What to do — Word for word, print all of the lines below.

[Stored items]
[Start of Attachment]

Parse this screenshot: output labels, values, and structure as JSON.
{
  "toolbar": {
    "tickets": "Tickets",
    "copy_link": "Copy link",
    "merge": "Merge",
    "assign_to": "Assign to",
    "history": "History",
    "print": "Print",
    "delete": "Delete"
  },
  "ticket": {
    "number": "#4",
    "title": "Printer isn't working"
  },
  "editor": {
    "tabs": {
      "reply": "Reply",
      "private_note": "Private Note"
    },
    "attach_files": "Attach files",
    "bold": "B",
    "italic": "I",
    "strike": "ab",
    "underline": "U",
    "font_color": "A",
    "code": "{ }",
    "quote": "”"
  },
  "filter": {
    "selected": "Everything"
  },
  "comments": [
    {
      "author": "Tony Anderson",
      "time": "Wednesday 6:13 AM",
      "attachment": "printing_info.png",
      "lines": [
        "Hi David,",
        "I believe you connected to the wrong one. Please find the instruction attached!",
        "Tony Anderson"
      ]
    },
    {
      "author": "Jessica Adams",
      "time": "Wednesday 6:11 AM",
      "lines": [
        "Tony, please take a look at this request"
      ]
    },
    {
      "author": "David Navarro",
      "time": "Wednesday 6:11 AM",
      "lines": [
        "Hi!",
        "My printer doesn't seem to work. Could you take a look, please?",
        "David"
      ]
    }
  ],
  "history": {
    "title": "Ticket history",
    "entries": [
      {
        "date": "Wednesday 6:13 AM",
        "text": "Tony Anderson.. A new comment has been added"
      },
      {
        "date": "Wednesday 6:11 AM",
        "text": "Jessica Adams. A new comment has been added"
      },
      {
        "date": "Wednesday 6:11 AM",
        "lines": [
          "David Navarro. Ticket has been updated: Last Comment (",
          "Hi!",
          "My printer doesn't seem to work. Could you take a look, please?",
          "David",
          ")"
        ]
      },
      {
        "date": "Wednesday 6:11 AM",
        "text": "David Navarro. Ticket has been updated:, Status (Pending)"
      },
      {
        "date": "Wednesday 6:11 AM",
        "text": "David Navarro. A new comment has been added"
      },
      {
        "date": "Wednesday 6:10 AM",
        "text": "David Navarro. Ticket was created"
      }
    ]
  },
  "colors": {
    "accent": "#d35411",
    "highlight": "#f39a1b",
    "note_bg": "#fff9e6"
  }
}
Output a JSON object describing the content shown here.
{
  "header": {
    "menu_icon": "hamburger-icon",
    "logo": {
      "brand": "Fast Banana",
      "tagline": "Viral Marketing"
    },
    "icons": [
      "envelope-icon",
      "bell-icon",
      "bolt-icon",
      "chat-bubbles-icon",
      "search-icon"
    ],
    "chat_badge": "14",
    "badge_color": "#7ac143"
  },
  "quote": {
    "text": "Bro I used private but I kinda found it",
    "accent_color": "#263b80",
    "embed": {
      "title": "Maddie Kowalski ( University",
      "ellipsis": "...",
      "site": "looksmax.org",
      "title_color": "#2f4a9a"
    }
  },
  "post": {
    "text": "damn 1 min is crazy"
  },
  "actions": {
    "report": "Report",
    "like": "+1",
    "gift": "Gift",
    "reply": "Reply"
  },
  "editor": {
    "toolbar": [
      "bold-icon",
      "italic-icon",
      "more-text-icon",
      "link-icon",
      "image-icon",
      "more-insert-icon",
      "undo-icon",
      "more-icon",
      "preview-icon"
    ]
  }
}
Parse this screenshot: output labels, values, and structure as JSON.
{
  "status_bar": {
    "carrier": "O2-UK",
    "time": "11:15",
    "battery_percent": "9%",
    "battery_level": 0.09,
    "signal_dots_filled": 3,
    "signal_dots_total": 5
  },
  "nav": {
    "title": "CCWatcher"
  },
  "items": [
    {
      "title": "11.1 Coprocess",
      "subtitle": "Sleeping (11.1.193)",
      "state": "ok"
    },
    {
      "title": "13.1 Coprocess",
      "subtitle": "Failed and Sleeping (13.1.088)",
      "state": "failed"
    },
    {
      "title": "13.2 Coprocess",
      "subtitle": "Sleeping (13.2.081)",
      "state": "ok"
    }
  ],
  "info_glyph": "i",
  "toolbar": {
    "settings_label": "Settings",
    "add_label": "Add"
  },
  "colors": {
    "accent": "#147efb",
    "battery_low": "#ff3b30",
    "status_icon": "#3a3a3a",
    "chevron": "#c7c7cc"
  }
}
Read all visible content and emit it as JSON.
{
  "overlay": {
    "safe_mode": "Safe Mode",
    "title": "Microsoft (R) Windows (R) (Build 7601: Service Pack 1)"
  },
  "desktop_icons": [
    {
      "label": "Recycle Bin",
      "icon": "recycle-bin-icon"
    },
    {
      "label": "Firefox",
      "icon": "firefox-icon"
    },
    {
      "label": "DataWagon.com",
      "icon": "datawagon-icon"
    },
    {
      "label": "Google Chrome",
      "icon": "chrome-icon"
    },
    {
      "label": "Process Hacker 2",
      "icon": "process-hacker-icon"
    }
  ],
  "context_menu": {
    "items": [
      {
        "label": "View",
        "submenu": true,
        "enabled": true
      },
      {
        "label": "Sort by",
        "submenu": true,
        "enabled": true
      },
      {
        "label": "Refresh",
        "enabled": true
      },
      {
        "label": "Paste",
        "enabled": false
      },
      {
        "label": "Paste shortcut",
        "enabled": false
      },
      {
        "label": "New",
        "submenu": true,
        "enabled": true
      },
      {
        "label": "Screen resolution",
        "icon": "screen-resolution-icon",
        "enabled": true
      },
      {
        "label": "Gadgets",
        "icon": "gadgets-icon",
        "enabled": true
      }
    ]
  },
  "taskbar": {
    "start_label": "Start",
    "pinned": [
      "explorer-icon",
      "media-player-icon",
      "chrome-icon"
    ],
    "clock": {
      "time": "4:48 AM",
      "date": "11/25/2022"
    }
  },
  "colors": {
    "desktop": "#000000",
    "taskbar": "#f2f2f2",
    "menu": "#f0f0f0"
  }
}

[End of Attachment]

The completed task —
Parse this screenshot: output labels, values, and structure as JSON.
{
  "toolbar": {
    "tickets": "Tickets",
    "copy_link": "Copy link",
    "merge": "Merge",
    "assign_to": "Assign to",
    "history": "History",
    "print": "Print",
    "delete": "Delete"
  },
  "ticket": {
    "number": "#4",
    "title": "Printer isn't working"
  },
  "editor": {
    "tabs": {
      "reply": "Reply",
      "private_note": "Private Note"
    },
    "attach_files": "Attach files",
    "bold": "B",
    "italic": "I",
    "strike": "ab",
    "underline": "U",
    "font_color": "A",
    "code": "{ }",
    "quote": "”"
  },
  "filter": {
    "selected": "Everything"
  },
  "comments": [
    {
      "author": "Tony Anderson",
      "time": "Wednesday 6:13 AM",
      "attachment": "printing_info.png",
      "lines": [
        "Hi David,",
        "I believe you connected to the wrong one. Please find the instruction attached!",
        "Tony Anderson"
      ]
    },
    {
      "author": "Jessica Adams",
      "time": "Wednesday 6:11 AM",
      "lines": [
        "Tony, please take a look at this request"
      ]
    },
    {
      "author": "David Navarro",
      "time": "Wednesday 6:11 AM",
      "lines": [
        "Hi!",
        "My printer doesn't seem to work. Could you take a look, please?",
        "David"
      ]
    }
  ],
  "history": {
    "title": "Ticket history",
    "entries": [
      {
        "date": "Wednesday 6:13 AM",
        "text": "Tony Anderson.. A new comment has been added"
      },
      {
        "date": "Wednesday 6:11 AM",
        "text": "Jessica Adams. A new comment has been added"
      },
      {
        "date": "Wednesday 6:11 AM",
        "lines": [
          "David Navarro. Ticket has been updated: Last Comment (",
          "Hi!",
          "My printer doesn't seem to work. Could you take a look, please?",
          "David",
          ")"
        ]
      },
      {
        "date": "Wednesday 6:11 AM",
        "text": "David Navarro. Ticket has been updated:, Status (Pending)"
      },
      {
        "date": "Wednesday 6:11 AM",
        "text": "David Navarro. A new comment has been added"
      },
      {
        "date": "Wednesday 6:10 AM",
        "text": "David Navarro. Ticket was created"
      }
    ]
  },
  "colors": {
    "accent": "#d35411",
    "highlight": "#f39a1b",
    "note_bg": "#fff9e6"
  }
}
Output a JSON object describing the content shown here.
{
  "header": {
    "menu_icon": "hamburger-icon",
    "logo": {
      "brand": "Fast Banana",
      "tagline": "Viral Marketing"
    },
    "icons": [
      "envelope-icon",
      "bell-icon",
      "bolt-icon",
      "chat-bubbles-icon",
      "search-icon"
    ],
    "chat_badge": "14",
    "badge_color": "#7ac143"
  },
  "quote": {
    "text": "Bro I used private but I kinda found it",
    "accent_color": "#263b80",
    "embed": {
      "title": "Maddie Kowalski ( University",
      "ellipsis": "...",
      "site": "looksmax.org",
      "title_color": "#2f4a9a"
    }
  },
  "post": {
    "text": "damn 1 min is crazy"
  },
  "actions": {
    "report": "Report",
    "like": "+1",
    "gift": "Gift",
    "reply": "Reply"
  },
  "editor": {
    "toolbar": [
      "bold-icon",
      "italic-icon",
      "more-text-icon",
      "link-icon",
      "image-icon",
      "more-insert-icon",
      "undo-icon",
      "more-icon",
      "preview-icon"
    ]
  }
}
Parse this screenshot: output labels, values, and structure as JSON.
{
  "status_bar": {
    "carrier": "O2-UK",
    "time": "11:15",
    "battery_percent": "9%",
    "battery_level": 0.09,
    "signal_dots_filled": 3,
    "signal_dots_total": 5
  },
  "nav": {
    "title": "CCWatcher"
  },
  "items": [
    {
      "title": "11.1 Coprocess",
      "subtitle": "Sleeping (11.1.193)",
      "state": "ok"
    },
    {
      "title": "13.1 Coprocess",
      "subtitle": "Failed and Sleeping (13.1.088)",
      "state": "failed"
    },
    {
      "title": "13.2 Coprocess",
      "subtitle": "Sleeping (13.2.081)",
      "state": "ok"
    }
  ],
  "info_glyph": "i",
  "toolbar": {
    "settings_label": "Settings",
    "add_label": "Add"
  },
  "colors": {
    "accent": "#147efb",
    "battery_low": "#ff3b30",
    "status_icon": "#3a3a3a",
    "chevron": "#c7c7cc"
  }
}
Read all visible content and emit it as JSON.
{
  "overlay": {
    "safe_mode": "Safe Mode",
    "title": "Microsoft (R) Windows (R) (Build 7601: Service Pack 1)"
  },
  "desktop_icons": [
    {
      "label": "Recycle Bin",
      "icon": "recycle-bin-icon"
    },
    {
      "label": "Firefox",
      "icon": "firefox-icon"
    },
    {
      "label": "DataWagon.com",
      "icon": "datawagon-icon"
    },
    {
      "label": "Google Chrome",
      "icon": "chrome-icon"
    },
    {
      "label": "Process Hacker 2",
      "icon": "process-hacker-icon"
    }
  ],
  "context_menu": {
    "items": [
      {
        "label": "View",
        "submenu": true,
        "enabled": true
      },
      {
        "label": "Sort by",
        "submenu": true,
        "enabled": true
      },
      {
        "label": "Refresh",
        "enabled": true
      },
      {
        "label": "Paste",
        "enabled": false
      },
      {
        "label": "Paste shortcut",
        "enabled": false
      },
      {
        "label": "New",
        "submenu": true,
        "enabled": true
      },
      {
        "label": "Screen resolution",
        "icon": "screen-resolution-icon",
        "enabled": true
      },
      {
        "label": "Gadgets",
        "icon": "gadgets-icon",
        "enabled": true
      }
    ]
  },
  "taskbar": {
    "start_label": "Start",
    "pinned": [
      "explorer-icon",
      "media-player-icon",
      "chrome-icon"
    ],
    "clock": {
      "time": "4:48 AM",
      "date": "11/25/2022"
    }
  },
  "colors": {
    "desktop": "#000000",
    "taskbar": "#f2f2f2",
    "menu": "#f0f0f0"
  }
}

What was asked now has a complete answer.